Caregiver Advice – What One Eats Could Potentially Ward Off Alzheimer’s

We’ve always advised our caregivers on how to help patients with their diets. Providing a balanced diet and limiting foods with high saturated fats, refined sugar and sodium are always preferred to keep the body healthy and strong – especially with respect to patients with dementia and Alzheimer’s. As these disease progress, patients often lose their appetite and experience dramatic weight loss. And, staying hydrated is a key measure.

A recent study – called the MIND diet – shows that a specific diet plan may help reduce the risk of developing Alzheimer’s disease by upwards of 50%. (Currently over 5 millions Americans over 65 are affected by this disease.) Of course there are many factors that play a role (like exercise, smoking, education and genetics), but the MIND diet slowed down the cognitive decline rate across the board.

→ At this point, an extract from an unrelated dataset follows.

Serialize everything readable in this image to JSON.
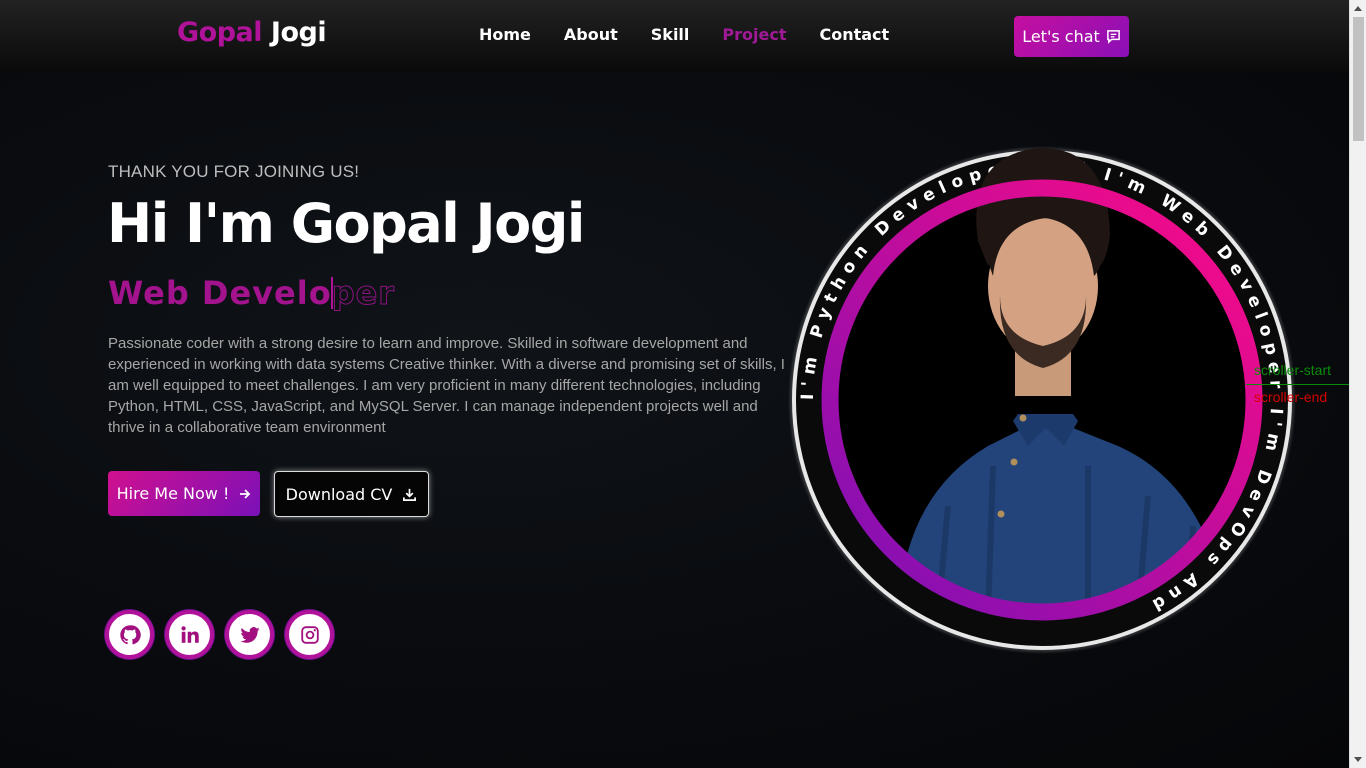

The MIND diet basically focuses on 10 “brain foods” that people should work into their diet. It also points out 5 food groups that are unhealthy. On the list of good foods to eat:

  1. Leafy greens – kale, spinach, broccoli and other greens – at least two times per week
  2. Other Veggies – at least once per day
  3. Nuts – Five servings per week
  4. Berries – Two or more servings per week
  5. Beans – At least three servings per week
  6. Whole Grains – Three or more times per day
  7. Fish – At least once per week
  8. Poultry – At least twice per week
  9. Olive oil over other cooking oils/fats
  10. Wine – a glass every day!

On the list of five foods to avoid/reduce are:

  1. Red Meat – Less than four times per week (ideally one)
  2. Butter and margarine
  3. Cheese – Limit it to once per week
  4. Pastries and sweets – No more than five per week
  5. Fried foods – Once a week is enough

Research shows that those who stuck to the diet truly reduced their risk by the 50+% mentioned above. However, those who only mildly followed the guidelines, had only a 35% reduction in risk. So in this case, being diligent about the diet is key.

For more information, visit: https://www.rush.edu/news/diet-may-help-prevent-alzheimers.